It’s finally the last week of the year and I can’t be the only one anxious to see 2020 end. With classes fully online in March and November because of the pandemic, teaching was a challenge. Even worse, I contracted coronavirus last month and quarantined before all SCSU classes went fully remote this semester.

Instead of reassuring posts to get me through quarantine, my Facebook wall reinforced this year’s hyper-partisanship: that contracting coronavirus happens when “you’re around R’s” and that the virus “is only the flu.” I didn’t even post on Facebook that I was positive. I recently mentioned these exchanges on WNPR’s “Wheelhouse” radio show , surprising many listeners.

Then politics and even the pandemic became personal, as we are experiencing much of this year’s discord among friends and family. The Trump effect and Biden backlash remain an ongoing saga and it speaks much about this era.

But last month’s election did see a historic voter turnout since it neared a record 68% of voters. Even the number of young voters (18- to 30-year-olds) participating in the elections increased significantly. In the past, it was often around 45%, whereas older voters (over 60) notched near 70%. This year’s election saw a record 53% of young voters turn out.

Anecdotally, a couple of students in my state and local government class volunteered for General Assembly candidates. And a military veteran admitted he had never voted before, but he did so while in my class. As much as I hated classes being online, he reminded me why I enjoy teaching. Engaging even one student to participate in elections is worth it.

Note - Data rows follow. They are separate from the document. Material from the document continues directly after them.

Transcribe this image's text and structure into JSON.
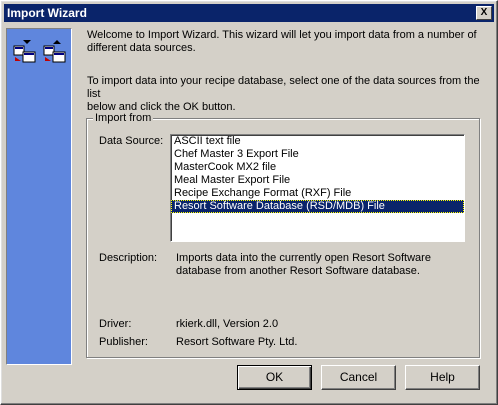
{
  "window": {
    "title": "Import Wizard",
    "close_glyph": "X"
  },
  "intro": {
    "line1": "Welcome to Import Wizard.  This wizard will let you import data from a number of",
    "line2": "different data sources.",
    "line3": "To import data into your recipe database, select one of the data sources from the list",
    "line4": "below and click the OK button."
  },
  "import_from": {
    "legend": "Import from",
    "data_source_label": "Data Source:",
    "data_sources": [
      "ASCII text file",
      "Chef Master 3 Export File",
      "MasterCook MX2 file",
      "Meal Master Export File",
      "Recipe Exchange Format (RXF) File",
      "Resort Software Database (RSD/MDB) File"
    ],
    "selected_index": 5,
    "description_label": "Description:",
    "description_line1": "Imports data into the currently open Resort Software",
    "description_line2": "database from another Resort Software database.",
    "driver_label": "Driver:",
    "driver_value": "rkierk.dll,  Version 2.0",
    "publisher_label": "Publisher:",
    "publisher_value": "Resort Software Pty. Ltd."
  },
  "buttons": {
    "ok": "OK",
    "cancel": "Cancel",
    "help": "Help"
  },
  "sidebar": {
    "icon": "wizard-import-icon",
    "color": "#5f86dd"
  },
  "colors": {
    "titlebar": "#0a246a",
    "selection": "#0a246a",
    "face": "#d4d0c8"
  }
}
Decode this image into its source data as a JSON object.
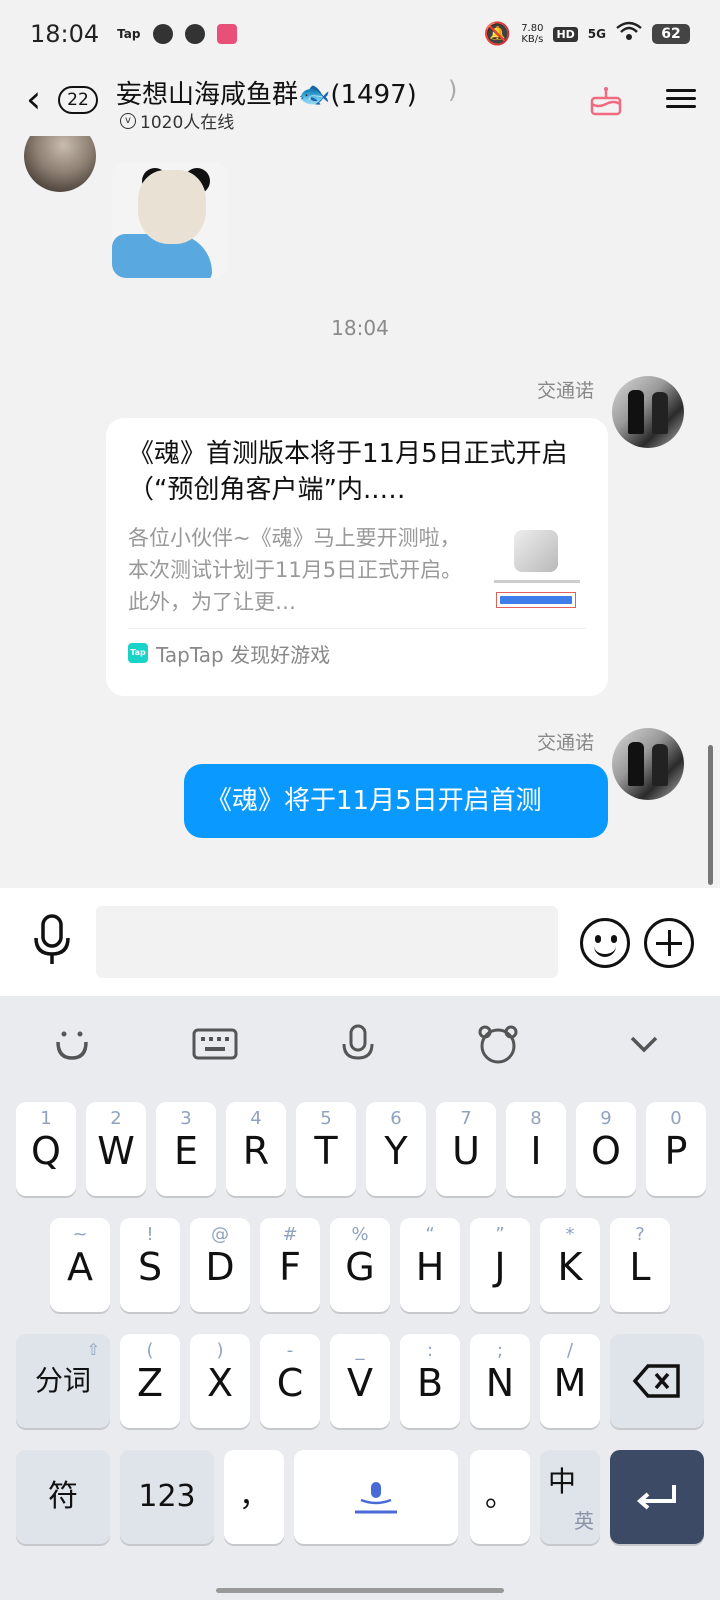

Beyond the hyper-partisanship and elections, this year reminded me of the little things that we easily overlook. During my coronavirus recovery, I overslept and had ongoing migraines. But I was fortunate that I did not require hospitalization and that neighbors and friends helped me through it. One neighbor noticed I hadn’t taken out my trash cans or moved my car. A couple more called and brought vitamins, homemade soups, meals and baked goods as I live between two doctors, a professional chef and a baker. As an academic, I am accustomed to being a hermit but being one when you’re sick is terribly isolating, especially during Thanksgiving.

Maybe this year should be all about actual connections then and not just social media posts and abstract voting data. Social media and media reports constantly remind us of the era we’re living in. This year brought us the worst about politics amid a pandemic. But 2020 should also remind us that we were able to help one another through an election year and coronavirus.

So what does this year mean for 2021? It will be an election year in many municipalities. Hopefully, we can see similar voter turnout for local elections and more bipartisanship. But I highly doubt it, since past local races average less than 20% of voters in Connecticut’s cities and nearly double that rate in suburban and rural towns (although the Naugatuck Valley is an anomaly). But this should also be a reflective moment as to what we learned and what we have to look forward to next year. Maybe resolutions are in order then, as I certainly made some political changes this year.

Sometimes reflection, resolutions and change are good – even in politics.

2020 sparked more involvement through voting, political participation and relying on one another. Many of us were reminded that we can get through a pandemic as well as participate in national and state elections. It would be ideal to continue some of this spirit into next year for local races as we move closer to the end of the pandemic and hopefully a cooling off of hyper-partisanship.

Jonathan L. Wharton, Ph.D. is associate professor of political science and urban affairs and the School of Graduate and Professional Studies Interim Associate Dean at Southern Connecticut State University in New Haven. Wharton is a former chairman of the New Haven Republican Town Committee and Connecticut Republican State Central Committee member.

The views, opinions, positions, or strategies expressed by the author are theirs alone, and do not necessarily reflect the views, opinions, or positions of

Jonathan L. Wharton

Jonathan L. Wharton

Jonathan L. Wharton, Ph.D., is the associate dean of the School of Graduate and Professional Studies and teaches political science at Southern Connecticut State University in New Haven.

The views, opinions, positions, or strategies expressed by the author are theirs alone, and do not necessarily reflect the views, opinions, or positions of or any of the author's other employers.